The problem: Read through the data and report every line in which the word "title" occurs.

[Material for this task Boundary: Start]

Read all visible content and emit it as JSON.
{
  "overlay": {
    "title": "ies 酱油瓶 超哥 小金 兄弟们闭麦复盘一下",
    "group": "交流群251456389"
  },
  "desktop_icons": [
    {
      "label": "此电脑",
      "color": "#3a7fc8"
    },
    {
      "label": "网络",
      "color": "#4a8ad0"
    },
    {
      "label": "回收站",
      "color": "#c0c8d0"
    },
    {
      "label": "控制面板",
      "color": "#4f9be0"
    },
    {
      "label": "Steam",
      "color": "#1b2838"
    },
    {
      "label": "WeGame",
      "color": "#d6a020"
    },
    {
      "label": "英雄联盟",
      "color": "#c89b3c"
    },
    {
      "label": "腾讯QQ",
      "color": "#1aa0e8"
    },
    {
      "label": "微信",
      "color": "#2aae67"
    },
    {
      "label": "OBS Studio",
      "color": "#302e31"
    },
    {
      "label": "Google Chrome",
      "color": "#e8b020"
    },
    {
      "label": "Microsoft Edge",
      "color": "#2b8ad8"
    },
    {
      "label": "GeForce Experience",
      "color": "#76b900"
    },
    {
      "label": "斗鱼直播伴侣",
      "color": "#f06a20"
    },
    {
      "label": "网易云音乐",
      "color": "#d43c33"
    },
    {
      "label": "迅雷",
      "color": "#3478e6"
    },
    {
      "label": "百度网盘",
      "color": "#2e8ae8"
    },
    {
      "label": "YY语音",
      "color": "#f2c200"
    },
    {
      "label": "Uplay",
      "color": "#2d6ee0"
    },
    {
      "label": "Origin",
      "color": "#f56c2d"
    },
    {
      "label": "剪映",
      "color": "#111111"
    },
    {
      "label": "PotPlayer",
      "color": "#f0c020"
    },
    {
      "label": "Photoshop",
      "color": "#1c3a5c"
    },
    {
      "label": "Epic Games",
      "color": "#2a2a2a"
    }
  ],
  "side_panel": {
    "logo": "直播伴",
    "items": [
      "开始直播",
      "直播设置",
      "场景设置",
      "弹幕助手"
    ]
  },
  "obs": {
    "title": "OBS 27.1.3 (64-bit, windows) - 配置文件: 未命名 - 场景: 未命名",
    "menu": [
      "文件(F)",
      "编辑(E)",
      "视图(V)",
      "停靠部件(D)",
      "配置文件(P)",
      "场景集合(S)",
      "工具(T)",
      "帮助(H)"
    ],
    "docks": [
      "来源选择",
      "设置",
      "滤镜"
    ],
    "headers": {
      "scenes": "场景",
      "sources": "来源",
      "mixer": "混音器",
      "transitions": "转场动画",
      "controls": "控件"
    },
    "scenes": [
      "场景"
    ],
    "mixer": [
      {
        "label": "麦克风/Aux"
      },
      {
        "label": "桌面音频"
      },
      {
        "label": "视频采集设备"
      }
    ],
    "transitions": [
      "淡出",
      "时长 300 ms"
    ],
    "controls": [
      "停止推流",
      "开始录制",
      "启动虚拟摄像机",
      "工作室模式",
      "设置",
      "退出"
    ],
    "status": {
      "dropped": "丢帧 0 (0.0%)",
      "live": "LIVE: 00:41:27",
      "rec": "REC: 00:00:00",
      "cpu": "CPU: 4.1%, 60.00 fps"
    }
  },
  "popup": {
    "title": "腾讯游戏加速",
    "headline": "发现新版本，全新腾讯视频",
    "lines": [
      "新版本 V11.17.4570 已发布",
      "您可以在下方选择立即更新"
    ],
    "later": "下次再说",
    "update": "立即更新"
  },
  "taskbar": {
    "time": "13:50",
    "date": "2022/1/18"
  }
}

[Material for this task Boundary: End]

Exercise solution:
    "title": "ies 酱油瓶 超哥 小金 兄弟们闭麦复盘一下",
    "title": "OBS 27.1.3 (64-bit, windows) - 配置文件: 未命名 - 场景: 未命名",
    "title": "腾讯游戏加速",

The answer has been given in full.